Little Women (Signet Classics)

Little Women - Louisa May Alcott This book is a beauty and a wonder and I'm so happy I finally read it.

Anne Frank: The Diary of a Young Girl

The Diary of a Young Girl - B.M. Mooyaart, Eleanor Roosevelt, Anne Frank I was never forced to read this book in my early years at school, which I think just about ruined every book that I read in my formative years. I am so thankful this was not one of them. From first page to last, I was struck not only by the honesty of Anne's words, but by the sheer eloquence of her description of the world around and inside her. For her age and for that time, she was a forward thinker, sharp, witty, intuitive, challenging and entertaining. To follow her growth spiritually and physically into an ambitious, strong young woman was to see the spirit that was behind the good that was happening in the world at that time, which she plainly saw just from watching from behind a shabby curtain or listening to the news.

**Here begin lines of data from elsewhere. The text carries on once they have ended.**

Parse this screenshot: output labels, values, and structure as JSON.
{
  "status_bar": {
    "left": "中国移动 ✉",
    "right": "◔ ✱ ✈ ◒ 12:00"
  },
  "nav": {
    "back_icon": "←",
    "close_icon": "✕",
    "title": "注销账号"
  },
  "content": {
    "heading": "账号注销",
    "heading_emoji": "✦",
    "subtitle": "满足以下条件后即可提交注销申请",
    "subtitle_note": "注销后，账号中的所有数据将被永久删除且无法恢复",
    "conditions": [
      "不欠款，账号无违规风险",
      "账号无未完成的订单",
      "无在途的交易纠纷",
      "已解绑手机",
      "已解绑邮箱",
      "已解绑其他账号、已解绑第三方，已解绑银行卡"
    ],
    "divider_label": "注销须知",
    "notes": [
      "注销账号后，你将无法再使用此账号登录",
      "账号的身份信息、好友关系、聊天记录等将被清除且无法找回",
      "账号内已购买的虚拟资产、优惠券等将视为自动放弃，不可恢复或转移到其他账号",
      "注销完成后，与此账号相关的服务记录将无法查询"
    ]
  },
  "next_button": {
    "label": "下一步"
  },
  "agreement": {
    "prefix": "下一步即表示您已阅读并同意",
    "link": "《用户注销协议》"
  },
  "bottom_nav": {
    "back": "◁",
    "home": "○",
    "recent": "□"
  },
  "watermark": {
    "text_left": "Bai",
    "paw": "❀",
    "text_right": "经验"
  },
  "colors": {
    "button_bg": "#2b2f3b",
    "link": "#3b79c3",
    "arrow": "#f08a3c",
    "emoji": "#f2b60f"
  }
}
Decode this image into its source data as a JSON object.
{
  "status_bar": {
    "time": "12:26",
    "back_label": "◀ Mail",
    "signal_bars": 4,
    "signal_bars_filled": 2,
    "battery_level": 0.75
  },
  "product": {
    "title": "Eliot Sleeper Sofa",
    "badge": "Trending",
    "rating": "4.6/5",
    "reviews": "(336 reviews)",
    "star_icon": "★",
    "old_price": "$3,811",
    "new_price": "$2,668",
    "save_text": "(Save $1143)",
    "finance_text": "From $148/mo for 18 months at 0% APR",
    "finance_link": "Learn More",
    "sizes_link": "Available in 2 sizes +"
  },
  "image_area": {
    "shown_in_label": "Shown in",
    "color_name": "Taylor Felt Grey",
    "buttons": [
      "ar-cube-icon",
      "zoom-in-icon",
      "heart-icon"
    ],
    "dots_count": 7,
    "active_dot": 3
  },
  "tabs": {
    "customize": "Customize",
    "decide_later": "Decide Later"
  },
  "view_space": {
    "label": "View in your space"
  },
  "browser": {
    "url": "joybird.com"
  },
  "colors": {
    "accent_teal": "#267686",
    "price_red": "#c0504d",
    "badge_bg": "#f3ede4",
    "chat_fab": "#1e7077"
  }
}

Anne's spirit is what shines through on these pages, and I like to think that if she had lived, her dreams of being an independent woman and a writer would have come true. But, she became both of these through her diary, didn't she?

Each Peach Pear Plum board book

Each Peach Pear Plum board book - This is the first book I have a memory of reading all by myself.

Currently reading

The Left Hand of Darkness
Ursula K. Le Guin
Understanding Comics: The Invisible Art
Scott McCloud
Mythago Wood
Robert Holdstock
A Beautiful Mess Photo Idea Book: 95 Inspiring Ideas for Photographing Your Friends, Your World, and Yourself
Elsie Larson, Emma Chapman
The Anti-Inflammation Diet and Recipe Book: Protect Yourself and Your Family from Heart Disease, Arthritis, Diabetes, Allergies - and More
Jessica K. Black
Swingin' the Dream: Big Band Jazz and the Rebirth of American Culture
Lewis A. Erenberg
The Big Bands
George Thomas Simon
American Allegory: Lindy Hop and the Racial Imagination
Black Hawk Hancock